Every line of the material below must be repeated exactly.

____ Recorded data

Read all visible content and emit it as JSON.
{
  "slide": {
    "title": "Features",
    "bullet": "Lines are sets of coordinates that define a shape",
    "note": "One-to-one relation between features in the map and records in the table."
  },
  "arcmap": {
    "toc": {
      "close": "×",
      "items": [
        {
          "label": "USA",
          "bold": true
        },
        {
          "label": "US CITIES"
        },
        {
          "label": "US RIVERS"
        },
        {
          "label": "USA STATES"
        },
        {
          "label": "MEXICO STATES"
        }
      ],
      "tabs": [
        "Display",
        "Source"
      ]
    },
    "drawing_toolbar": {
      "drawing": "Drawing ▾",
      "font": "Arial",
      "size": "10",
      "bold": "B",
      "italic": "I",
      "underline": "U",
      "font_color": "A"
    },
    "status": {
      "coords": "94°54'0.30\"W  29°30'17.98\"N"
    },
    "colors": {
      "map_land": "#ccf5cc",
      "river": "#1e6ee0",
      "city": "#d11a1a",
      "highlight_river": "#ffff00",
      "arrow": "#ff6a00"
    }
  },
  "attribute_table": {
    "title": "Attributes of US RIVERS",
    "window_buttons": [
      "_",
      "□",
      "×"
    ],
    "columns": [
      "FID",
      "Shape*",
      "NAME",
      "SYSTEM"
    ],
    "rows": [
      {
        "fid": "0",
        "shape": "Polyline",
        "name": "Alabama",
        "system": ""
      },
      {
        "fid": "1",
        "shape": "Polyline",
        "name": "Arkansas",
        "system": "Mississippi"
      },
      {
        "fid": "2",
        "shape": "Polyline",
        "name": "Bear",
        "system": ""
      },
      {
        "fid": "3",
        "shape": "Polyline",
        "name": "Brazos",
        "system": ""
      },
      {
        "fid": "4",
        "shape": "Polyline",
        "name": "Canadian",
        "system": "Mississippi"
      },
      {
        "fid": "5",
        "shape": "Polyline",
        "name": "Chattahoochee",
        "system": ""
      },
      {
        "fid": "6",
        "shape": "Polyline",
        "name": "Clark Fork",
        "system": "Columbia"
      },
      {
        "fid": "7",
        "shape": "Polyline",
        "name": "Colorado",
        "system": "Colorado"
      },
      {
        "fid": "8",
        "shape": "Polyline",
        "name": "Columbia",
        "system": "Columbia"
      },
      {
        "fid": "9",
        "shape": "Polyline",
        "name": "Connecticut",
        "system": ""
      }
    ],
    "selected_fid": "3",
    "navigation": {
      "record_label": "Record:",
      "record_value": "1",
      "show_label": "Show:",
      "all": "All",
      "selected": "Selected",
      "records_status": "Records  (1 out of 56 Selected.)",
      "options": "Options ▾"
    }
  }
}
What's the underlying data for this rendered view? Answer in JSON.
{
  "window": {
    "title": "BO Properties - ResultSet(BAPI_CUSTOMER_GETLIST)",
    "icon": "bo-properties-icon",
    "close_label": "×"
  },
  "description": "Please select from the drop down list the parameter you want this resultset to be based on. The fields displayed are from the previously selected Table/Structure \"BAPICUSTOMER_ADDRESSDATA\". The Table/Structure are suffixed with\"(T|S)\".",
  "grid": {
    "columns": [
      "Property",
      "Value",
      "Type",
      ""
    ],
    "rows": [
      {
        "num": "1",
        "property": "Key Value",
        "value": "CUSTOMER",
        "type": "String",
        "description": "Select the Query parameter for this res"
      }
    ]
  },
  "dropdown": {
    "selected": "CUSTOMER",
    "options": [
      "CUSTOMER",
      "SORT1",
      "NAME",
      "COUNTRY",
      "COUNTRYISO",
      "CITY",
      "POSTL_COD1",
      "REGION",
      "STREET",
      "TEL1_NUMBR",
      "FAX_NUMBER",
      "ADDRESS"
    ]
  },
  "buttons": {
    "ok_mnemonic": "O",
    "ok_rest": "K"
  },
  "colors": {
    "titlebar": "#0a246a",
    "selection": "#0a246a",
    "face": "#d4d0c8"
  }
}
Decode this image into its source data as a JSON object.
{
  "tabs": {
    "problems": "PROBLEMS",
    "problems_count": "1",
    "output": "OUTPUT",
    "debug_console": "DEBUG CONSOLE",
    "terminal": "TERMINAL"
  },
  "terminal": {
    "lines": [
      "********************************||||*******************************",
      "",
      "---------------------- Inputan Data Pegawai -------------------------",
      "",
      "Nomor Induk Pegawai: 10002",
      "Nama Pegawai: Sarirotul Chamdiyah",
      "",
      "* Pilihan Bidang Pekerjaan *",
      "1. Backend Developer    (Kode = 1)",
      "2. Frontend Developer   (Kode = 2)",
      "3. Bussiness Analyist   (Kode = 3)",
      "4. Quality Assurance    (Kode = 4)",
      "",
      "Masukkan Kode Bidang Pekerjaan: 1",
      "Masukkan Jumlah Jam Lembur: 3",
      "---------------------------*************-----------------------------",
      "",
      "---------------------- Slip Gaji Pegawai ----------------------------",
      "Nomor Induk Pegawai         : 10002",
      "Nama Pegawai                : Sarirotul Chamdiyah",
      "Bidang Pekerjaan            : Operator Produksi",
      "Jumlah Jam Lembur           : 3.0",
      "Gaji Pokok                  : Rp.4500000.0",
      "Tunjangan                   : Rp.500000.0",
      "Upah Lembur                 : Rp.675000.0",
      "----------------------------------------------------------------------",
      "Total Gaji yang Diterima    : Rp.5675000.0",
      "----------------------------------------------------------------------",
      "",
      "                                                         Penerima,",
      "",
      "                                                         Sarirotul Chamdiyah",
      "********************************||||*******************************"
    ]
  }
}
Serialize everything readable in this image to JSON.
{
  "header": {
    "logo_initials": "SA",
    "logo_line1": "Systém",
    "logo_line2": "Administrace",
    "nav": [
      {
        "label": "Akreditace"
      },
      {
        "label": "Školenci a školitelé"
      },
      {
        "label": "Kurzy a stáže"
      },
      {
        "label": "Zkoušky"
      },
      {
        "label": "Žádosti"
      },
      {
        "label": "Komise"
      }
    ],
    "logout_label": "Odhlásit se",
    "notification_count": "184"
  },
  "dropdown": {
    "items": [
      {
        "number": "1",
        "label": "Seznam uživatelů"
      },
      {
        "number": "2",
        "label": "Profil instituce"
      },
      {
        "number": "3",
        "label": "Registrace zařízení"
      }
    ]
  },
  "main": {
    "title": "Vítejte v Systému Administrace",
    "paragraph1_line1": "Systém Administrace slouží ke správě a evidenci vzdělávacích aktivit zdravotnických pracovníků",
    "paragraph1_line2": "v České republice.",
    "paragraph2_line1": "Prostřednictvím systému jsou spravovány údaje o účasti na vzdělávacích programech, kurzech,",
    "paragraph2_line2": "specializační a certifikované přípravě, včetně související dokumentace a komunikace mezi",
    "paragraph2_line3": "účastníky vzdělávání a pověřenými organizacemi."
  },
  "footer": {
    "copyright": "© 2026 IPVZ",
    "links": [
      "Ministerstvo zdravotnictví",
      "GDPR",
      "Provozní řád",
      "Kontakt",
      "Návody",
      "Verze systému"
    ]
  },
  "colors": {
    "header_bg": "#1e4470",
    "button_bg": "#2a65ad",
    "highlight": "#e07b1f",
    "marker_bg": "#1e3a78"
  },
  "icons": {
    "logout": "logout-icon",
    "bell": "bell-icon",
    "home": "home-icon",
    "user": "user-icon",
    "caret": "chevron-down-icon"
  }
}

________

Result:
Read all visible content and emit it as JSON.
{
  "slide": {
    "title": "Features",
    "bullet": "Lines are sets of coordinates that define a shape",
    "note": "One-to-one relation between features in the map and records in the table."
  },
  "arcmap": {
    "toc": {
      "close": "×",
      "items": [
        {
          "label": "USA",
          "bold": true
        },
        {
          "label": "US CITIES"
        },
        {
          "label": "US RIVERS"
        },
        {
          "label": "USA STATES"
        },
        {
          "label": "MEXICO STATES"
        }
      ],
      "tabs": [
        "Display",
        "Source"
      ]
    },
    "drawing_toolbar": {
      "drawing": "Drawing ▾",
      "font": "Arial",
      "size": "10",
      "bold": "B",
      "italic": "I",
      "underline": "U",
      "font_color": "A"
    },
    "status": {
      "coords": "94°54'0.30\"W  29°30'17.98\"N"
    },
    "colors": {
      "map_land": "#ccf5cc",
      "river": "#1e6ee0",
      "city": "#d11a1a",
      "highlight_river": "#ffff00",
      "arrow": "#ff6a00"
    }
  },
  "attribute_table": {
    "title": "Attributes of US RIVERS",
    "window_buttons": [
      "_",
      "□",
      "×"
    ],
    "columns": [
      "FID",
      "Shape*",
      "NAME",
      "SYSTEM"
    ],
    "rows": [
      {
        "fid": "0",
        "shape": "Polyline",
        "name": "Alabama",
        "system": ""
      },
      {
        "fid": "1",
        "shape": "Polyline",
        "name": "Arkansas",
        "system": "Mississippi"
      },
      {
        "fid": "2",
        "shape": "Polyline",
        "name": "Bear",
        "system": ""
      },
      {
        "fid": "3",
        "shape": "Polyline",
        "name": "Brazos",
        "system": ""
      },
      {
        "fid": "4",
        "shape": "Polyline",
        "name": "Canadian",
        "system": "Mississippi"
      },
      {
        "fid": "5",
        "shape": "Polyline",
        "name": "Chattahoochee",
        "system": ""
      },
      {
        "fid": "6",
        "shape": "Polyline",
        "name": "Clark Fork",
        "system": "Columbia"
      },
      {
        "fid": "7",
        "shape": "Polyline",
        "name": "Colorado",
        "system": "Colorado"
      },
      {
        "fid": "8",
        "shape": "Polyline",
        "name": "Columbia",
        "system": "Columbia"
      },
      {
        "fid": "9",
        "shape": "Polyline",
        "name": "Connecticut",
        "system": ""
      }
    ],
    "selected_fid": "3",
    "navigation": {
      "record_label": "Record:",
      "record_value": "1",
      "show_label": "Show:",
      "all": "All",
      "selected": "Selected",
      "records_status": "Records  (1 out of 56 Selected.)",
      "options": "Options ▾"
    }
  }
}
What's the underlying data for this rendered view? Answer in JSON.
{
  "window": {
    "title": "BO Properties - ResultSet(BAPI_CUSTOMER_GETLIST)",
    "icon": "bo-properties-icon",
    "close_label": "×"
  },
  "description": "Please select from the drop down list the parameter you want this resultset to be based on. The fields displayed are from the previously selected Table/Structure \"BAPICUSTOMER_ADDRESSDATA\". The Table/Structure are suffixed with\"(T|S)\".",
  "grid": {
    "columns": [
      "Property",
      "Value",
      "Type",
      ""
    ],
    "rows": [
      {
        "num": "1",
        "property": "Key Value",
        "value": "CUSTOMER",
        "type": "String",
        "description": "Select the Query parameter for this res"
      }
    ]
  },
  "dropdown": {
    "selected": "CUSTOMER",
    "options": [
      "CUSTOMER",
      "SORT1",
      "NAME",
      "COUNTRY",
      "COUNTRYISO",
      "CITY",
      "POSTL_COD1",
      "REGION",
      "STREET",
      "TEL1_NUMBR",
      "FAX_NUMBER",
      "ADDRESS"
    ]
  },
  "buttons": {
    "ok_mnemonic": "O",
    "ok_rest": "K"
  },
  "colors": {
    "titlebar": "#0a246a",
    "selection": "#0a246a",
    "face": "#d4d0c8"
  }
}
Decode this image into its source data as a JSON object.
{
  "tabs": {
    "problems": "PROBLEMS",
    "problems_count": "1",
    "output": "OUTPUT",
    "debug_console": "DEBUG CONSOLE",
    "terminal": "TERMINAL"
  },
  "terminal": {
    "lines": [
      "********************************||||*******************************",
      "",
      "---------------------- Inputan Data Pegawai -------------------------",
      "",
      "Nomor Induk Pegawai: 10002",
      "Nama Pegawai: Sarirotul Chamdiyah",
      "",
      "* Pilihan Bidang Pekerjaan *",
      "1. Backend Developer    (Kode = 1)",
      "2. Frontend Developer   (Kode = 2)",
      "3. Bussiness Analyist   (Kode = 3)",
      "4. Quality Assurance    (Kode = 4)",
      "",
      "Masukkan Kode Bidang Pekerjaan: 1",
      "Masukkan Jumlah Jam Lembur: 3",
      "---------------------------*************-----------------------------",
      "",
      "---------------------- Slip Gaji Pegawai ----------------------------",
      "Nomor Induk Pegawai         : 10002",
      "Nama Pegawai                : Sarirotul Chamdiyah",
      "Bidang Pekerjaan            : Operator Produksi",
      "Jumlah Jam Lembur           : 3.0",
      "Gaji Pokok                  : Rp.4500000.0",
      "Tunjangan                   : Rp.500000.0",
      "Upah Lembur                 : Rp.675000.0",
      "----------------------------------------------------------------------",
      "Total Gaji yang Diterima    : Rp.5675000.0",
      "----------------------------------------------------------------------",
      "",
      "                                                         Penerima,",
      "",
      "                                                         Sarirotul Chamdiyah",
      "********************************||||*******************************"
    ]
  }
}
Serialize everything readable in this image to JSON.
{
  "header": {
    "logo_initials": "SA",
    "logo_line1": "Systém",
    "logo_line2": "Administrace",
    "nav": [
      {
        "label": "Akreditace"
      },
      {
        "label": "Školenci a školitelé"
      },
      {
        "label": "Kurzy a stáže"
      },
      {
        "label": "Zkoušky"
      },
      {
        "label": "Žádosti"
      },
      {
        "label": "Komise"
      }
    ],
    "logout_label": "Odhlásit se",
    "notification_count": "184"
  },
  "dropdown": {
    "items": [
      {
        "number": "1",
        "label": "Seznam uživatelů"
      },
      {
        "number": "2",
        "label": "Profil instituce"
      },
      {
        "number": "3",
        "label": "Registrace zařízení"
      }
    ]
  },
  "main": {
    "title": "Vítejte v Systému Administrace",
    "paragraph1_line1": "Systém Administrace slouží ke správě a evidenci vzdělávacích aktivit zdravotnických pracovníků",
    "paragraph1_line2": "v České republice.",
    "paragraph2_line1": "Prostřednictvím systému jsou spravovány údaje o účasti na vzdělávacích programech, kurzech,",
    "paragraph2_line2": "specializační a certifikované přípravě, včetně související dokumentace a komunikace mezi",
    "paragraph2_line3": "účastníky vzdělávání a pověřenými organizacemi."
  },
  "footer": {
    "copyright": "© 2026 IPVZ",
    "links": [
      "Ministerstvo zdravotnictví",
      "GDPR",
      "Provozní řád",
      "Kontakt",
      "Návody",
      "Verze systému"
    ]
  },
  "colors": {
    "header_bg": "#1e4470",
    "button_bg": "#2a65ad",
    "highlight": "#e07b1f",
    "marker_bg": "#1e3a78"
  },
  "icons": {
    "logout": "logout-icon",
    "bell": "bell-icon",
    "home": "home-icon",
    "user": "user-icon",
    "caret": "chevron-down-icon"
  }
}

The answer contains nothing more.